> [YOUR INSTRUCTIONS]: Below are the records. List every line holding the word "Living".

/---

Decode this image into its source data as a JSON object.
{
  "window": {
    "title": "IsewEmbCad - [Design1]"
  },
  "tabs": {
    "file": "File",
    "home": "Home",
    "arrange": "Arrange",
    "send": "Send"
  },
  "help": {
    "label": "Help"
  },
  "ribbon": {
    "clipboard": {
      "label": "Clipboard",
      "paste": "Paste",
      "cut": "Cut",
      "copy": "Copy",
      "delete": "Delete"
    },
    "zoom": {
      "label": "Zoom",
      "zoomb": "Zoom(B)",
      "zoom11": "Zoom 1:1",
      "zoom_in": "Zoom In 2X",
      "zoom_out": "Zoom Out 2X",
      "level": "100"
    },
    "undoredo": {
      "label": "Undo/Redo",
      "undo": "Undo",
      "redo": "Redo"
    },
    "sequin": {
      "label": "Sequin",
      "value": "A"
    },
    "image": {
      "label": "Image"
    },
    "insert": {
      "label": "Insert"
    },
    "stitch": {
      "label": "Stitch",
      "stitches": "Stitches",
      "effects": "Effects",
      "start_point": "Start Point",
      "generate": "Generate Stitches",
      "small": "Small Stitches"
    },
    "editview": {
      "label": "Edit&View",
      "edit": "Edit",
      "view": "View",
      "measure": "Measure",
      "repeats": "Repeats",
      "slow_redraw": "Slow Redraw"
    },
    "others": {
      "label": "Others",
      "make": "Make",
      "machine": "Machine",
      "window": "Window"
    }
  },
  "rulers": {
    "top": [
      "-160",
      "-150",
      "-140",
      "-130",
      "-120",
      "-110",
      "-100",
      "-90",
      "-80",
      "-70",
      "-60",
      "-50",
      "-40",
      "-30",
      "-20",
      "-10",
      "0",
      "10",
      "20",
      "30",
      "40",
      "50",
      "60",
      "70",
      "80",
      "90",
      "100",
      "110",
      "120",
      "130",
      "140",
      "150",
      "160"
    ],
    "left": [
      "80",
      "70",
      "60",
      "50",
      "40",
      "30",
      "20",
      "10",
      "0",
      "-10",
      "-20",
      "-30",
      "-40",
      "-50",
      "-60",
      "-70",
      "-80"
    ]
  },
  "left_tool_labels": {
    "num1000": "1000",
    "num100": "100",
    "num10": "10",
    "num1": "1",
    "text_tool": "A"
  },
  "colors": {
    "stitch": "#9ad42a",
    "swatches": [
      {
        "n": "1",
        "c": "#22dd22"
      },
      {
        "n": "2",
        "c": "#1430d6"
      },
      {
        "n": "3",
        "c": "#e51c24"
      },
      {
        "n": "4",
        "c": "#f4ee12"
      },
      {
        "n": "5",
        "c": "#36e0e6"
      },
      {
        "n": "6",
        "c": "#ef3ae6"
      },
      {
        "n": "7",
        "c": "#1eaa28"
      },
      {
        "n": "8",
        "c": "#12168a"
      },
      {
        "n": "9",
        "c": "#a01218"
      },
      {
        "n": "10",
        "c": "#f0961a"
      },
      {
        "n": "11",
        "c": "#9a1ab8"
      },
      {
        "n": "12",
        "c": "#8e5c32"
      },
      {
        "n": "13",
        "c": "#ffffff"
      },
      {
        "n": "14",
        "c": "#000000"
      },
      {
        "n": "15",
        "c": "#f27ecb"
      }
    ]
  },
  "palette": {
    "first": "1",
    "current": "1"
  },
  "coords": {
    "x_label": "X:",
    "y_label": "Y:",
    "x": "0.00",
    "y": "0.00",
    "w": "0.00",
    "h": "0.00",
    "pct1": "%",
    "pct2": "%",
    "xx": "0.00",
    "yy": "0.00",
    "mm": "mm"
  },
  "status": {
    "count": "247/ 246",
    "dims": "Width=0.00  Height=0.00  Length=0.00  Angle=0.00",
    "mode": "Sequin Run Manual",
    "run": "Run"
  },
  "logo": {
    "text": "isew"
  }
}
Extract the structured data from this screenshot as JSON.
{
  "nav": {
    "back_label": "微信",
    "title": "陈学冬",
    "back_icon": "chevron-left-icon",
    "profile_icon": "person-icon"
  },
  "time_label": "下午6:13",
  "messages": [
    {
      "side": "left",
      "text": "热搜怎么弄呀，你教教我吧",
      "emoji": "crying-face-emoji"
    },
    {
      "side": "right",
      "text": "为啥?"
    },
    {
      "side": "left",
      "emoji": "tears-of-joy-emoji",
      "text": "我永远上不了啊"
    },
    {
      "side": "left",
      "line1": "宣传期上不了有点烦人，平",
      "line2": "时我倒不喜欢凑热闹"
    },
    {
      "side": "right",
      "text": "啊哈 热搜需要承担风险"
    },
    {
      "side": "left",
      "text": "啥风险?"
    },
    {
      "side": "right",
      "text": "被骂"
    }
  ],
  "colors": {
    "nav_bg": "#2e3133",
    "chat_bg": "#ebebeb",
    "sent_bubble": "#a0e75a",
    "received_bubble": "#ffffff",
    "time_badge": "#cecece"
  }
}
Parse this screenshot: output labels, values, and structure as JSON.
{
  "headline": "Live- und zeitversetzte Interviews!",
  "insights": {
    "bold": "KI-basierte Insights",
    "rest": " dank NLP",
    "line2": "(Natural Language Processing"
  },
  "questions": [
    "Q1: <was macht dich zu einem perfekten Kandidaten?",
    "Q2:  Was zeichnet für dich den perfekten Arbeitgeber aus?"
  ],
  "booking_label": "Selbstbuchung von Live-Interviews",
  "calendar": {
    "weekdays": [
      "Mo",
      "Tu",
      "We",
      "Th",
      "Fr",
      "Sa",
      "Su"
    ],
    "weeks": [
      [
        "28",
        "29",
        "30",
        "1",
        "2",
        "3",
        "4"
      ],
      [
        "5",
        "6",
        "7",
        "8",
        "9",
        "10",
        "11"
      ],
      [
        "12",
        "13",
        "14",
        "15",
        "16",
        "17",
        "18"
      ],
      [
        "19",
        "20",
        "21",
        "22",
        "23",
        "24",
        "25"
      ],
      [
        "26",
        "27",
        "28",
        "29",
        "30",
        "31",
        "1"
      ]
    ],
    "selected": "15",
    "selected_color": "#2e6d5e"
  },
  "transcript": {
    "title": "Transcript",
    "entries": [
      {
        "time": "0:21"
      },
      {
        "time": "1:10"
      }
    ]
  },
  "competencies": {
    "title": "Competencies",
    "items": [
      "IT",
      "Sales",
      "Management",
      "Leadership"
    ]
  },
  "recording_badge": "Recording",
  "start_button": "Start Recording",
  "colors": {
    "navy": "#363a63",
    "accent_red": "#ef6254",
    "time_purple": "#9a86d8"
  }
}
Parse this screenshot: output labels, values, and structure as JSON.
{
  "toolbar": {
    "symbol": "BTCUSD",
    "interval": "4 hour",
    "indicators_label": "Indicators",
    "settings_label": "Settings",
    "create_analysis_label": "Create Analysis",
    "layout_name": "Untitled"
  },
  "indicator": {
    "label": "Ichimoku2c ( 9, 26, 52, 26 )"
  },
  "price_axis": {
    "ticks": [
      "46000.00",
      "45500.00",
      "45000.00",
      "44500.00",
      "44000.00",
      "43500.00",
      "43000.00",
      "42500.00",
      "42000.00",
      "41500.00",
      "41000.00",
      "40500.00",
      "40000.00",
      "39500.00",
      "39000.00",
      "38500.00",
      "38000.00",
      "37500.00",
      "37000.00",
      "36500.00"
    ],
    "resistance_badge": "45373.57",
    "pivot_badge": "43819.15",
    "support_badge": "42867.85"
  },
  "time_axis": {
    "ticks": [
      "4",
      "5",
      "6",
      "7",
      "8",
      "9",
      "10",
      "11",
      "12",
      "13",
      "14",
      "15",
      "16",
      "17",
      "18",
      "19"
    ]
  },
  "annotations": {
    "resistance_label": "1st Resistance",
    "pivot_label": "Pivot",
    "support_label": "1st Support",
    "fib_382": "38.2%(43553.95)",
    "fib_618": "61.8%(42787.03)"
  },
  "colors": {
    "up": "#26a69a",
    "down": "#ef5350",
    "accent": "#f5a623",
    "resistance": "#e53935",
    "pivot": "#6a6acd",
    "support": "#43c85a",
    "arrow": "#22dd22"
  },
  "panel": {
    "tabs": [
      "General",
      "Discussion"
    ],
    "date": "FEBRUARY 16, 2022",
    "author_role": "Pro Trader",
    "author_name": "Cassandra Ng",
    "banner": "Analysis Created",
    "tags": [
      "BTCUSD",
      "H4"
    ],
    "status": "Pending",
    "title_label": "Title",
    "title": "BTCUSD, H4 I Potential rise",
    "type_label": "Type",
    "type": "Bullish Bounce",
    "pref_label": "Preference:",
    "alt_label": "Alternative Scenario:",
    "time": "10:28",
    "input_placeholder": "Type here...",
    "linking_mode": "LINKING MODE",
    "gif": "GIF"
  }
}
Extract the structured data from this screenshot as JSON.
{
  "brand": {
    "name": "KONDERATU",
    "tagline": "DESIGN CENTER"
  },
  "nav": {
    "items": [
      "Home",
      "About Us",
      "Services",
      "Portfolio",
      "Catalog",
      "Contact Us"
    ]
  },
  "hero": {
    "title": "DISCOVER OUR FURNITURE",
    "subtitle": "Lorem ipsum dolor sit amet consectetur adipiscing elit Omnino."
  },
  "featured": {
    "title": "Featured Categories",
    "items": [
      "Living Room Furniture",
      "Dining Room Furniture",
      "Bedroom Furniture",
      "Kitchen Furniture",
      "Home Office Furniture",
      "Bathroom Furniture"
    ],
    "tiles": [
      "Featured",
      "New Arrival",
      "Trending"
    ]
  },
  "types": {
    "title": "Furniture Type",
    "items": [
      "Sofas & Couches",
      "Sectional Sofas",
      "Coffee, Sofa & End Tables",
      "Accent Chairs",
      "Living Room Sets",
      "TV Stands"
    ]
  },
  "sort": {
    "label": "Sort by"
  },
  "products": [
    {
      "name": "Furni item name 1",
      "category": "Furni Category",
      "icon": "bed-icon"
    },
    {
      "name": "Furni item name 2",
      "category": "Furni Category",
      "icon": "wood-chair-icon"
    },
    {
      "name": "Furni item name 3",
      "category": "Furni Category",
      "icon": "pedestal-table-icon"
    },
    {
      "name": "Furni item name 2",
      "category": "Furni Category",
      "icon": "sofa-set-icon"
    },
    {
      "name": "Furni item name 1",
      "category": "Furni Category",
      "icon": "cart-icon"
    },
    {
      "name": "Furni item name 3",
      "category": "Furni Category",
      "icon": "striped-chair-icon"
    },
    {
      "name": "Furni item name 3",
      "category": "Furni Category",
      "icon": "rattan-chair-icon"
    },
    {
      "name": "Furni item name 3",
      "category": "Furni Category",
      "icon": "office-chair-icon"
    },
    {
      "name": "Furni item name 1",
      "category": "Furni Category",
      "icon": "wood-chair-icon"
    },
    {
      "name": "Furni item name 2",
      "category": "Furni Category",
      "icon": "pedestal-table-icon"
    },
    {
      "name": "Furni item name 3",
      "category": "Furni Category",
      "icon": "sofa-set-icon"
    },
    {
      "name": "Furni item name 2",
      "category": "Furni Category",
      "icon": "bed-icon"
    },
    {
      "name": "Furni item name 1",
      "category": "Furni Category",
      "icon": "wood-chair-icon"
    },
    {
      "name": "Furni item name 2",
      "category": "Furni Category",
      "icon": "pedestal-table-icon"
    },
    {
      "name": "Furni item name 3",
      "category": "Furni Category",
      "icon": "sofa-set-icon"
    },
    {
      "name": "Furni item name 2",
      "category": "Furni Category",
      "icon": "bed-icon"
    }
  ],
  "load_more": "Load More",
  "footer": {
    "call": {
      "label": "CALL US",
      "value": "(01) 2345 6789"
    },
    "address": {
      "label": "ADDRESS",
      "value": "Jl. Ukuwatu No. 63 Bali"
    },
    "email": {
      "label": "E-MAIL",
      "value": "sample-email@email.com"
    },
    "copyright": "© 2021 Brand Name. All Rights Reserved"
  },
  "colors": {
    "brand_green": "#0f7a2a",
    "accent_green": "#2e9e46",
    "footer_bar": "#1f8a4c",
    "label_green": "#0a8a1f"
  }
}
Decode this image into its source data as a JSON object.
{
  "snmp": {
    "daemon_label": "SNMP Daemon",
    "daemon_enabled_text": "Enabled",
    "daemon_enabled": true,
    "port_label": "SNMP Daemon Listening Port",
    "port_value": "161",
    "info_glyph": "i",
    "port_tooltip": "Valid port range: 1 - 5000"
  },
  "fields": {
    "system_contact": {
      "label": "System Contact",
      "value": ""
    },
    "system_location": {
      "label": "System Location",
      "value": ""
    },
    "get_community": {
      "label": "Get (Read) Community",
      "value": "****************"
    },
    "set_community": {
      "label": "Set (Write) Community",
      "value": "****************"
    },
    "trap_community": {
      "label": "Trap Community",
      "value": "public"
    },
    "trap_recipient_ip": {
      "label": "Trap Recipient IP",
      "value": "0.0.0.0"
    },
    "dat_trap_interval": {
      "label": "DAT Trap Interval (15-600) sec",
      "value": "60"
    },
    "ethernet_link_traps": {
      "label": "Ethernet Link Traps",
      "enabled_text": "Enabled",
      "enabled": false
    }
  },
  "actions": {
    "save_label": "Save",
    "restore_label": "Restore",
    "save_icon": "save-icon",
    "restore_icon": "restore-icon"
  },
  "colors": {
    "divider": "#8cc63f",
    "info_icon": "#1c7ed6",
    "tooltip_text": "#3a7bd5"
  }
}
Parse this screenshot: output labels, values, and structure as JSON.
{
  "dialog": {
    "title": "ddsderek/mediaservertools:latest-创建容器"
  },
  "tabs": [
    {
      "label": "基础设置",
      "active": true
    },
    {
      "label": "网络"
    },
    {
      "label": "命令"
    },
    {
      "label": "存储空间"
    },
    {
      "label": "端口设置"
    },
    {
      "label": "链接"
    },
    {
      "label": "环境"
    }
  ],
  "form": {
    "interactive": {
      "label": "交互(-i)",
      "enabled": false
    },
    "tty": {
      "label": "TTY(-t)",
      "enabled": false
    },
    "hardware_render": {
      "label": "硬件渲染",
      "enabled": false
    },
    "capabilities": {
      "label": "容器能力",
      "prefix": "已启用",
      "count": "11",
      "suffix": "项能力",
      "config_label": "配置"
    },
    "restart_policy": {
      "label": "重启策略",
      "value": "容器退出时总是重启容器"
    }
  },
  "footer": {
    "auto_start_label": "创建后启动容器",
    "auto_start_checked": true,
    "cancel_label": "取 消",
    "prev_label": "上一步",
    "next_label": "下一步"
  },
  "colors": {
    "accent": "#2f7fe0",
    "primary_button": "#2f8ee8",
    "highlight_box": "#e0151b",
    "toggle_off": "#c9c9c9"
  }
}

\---

> [REPLY]:
      "Living Room Furniture",
      "Living Room Sets",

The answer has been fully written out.